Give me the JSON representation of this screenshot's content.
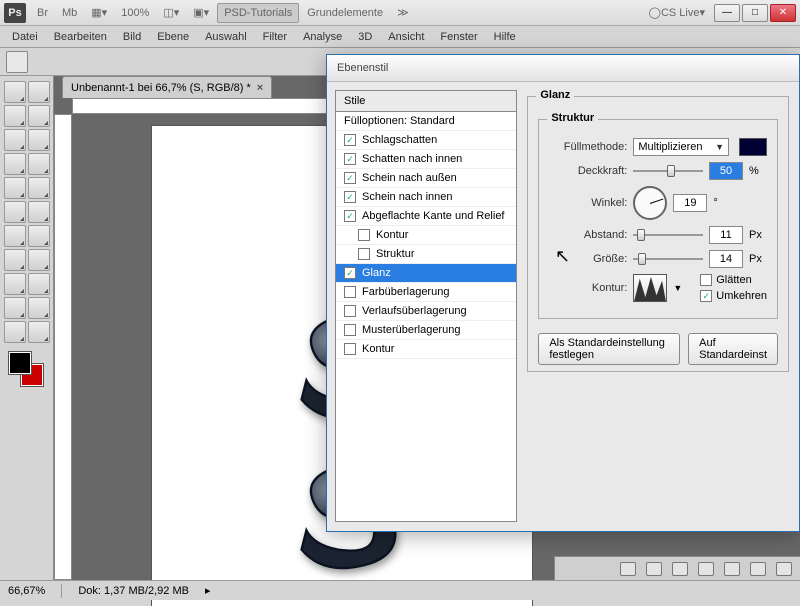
{
  "app": {
    "logo": "Ps",
    "zoom": "100%",
    "workspace1": "PSD-Tutorials",
    "workspace2": "Grundelemente",
    "cslive": "CS Live"
  },
  "menu": [
    "Datei",
    "Bearbeiten",
    "Bild",
    "Ebene",
    "Auswahl",
    "Filter",
    "Analyse",
    "3D",
    "Ansicht",
    "Fenster",
    "Hilfe"
  ],
  "tab": {
    "label": "Unbenannt-1 bei 66,7% (S, RGB/8) *"
  },
  "status": {
    "zoom": "66,67%",
    "doc": "Dok: 1,37 MB/2,92 MB"
  },
  "dialog": {
    "title": "Ebenenstil",
    "styles_header": "Stile",
    "blend_opts": "Fülloptionen: Standard",
    "styles": [
      {
        "label": "Schlagschatten",
        "checked": true
      },
      {
        "label": "Schatten nach innen",
        "checked": true
      },
      {
        "label": "Schein nach außen",
        "checked": true
      },
      {
        "label": "Schein nach innen",
        "checked": true
      },
      {
        "label": "Abgeflachte Kante und Relief",
        "checked": true
      },
      {
        "label": "Kontur",
        "checked": false,
        "sub": true
      },
      {
        "label": "Struktur",
        "checked": false,
        "sub": true
      },
      {
        "label": "Glanz",
        "checked": true,
        "selected": true
      },
      {
        "label": "Farbüberlagerung",
        "checked": false
      },
      {
        "label": "Verlaufsüberlagerung",
        "checked": false
      },
      {
        "label": "Musterüberlagerung",
        "checked": false
      },
      {
        "label": "Kontur",
        "checked": false
      }
    ],
    "section": "Glanz",
    "subsection": "Struktur",
    "labels": {
      "fill_method": "Füllmethode:",
      "opacity": "Deckkraft:",
      "angle": "Winkel:",
      "distance": "Abstand:",
      "size": "Größe:",
      "contour": "Kontur:",
      "antialias": "Glätten",
      "invert": "Umkehren"
    },
    "values": {
      "fill_method": "Multiplizieren",
      "opacity": "50",
      "angle": "19",
      "distance": "11",
      "size": "14"
    },
    "units": {
      "pct": "%",
      "deg": "°",
      "px": "Px"
    },
    "buttons": {
      "default1": "Als Standardeinstellung festlegen",
      "default2": "Auf Standardeinst"
    }
  }
}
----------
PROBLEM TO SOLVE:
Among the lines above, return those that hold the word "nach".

REPLY TO THE EXERCISE:
        "label": "Schatten nach innen",
        "label": "Schein nach außen",
        "label": "Schein nach innen",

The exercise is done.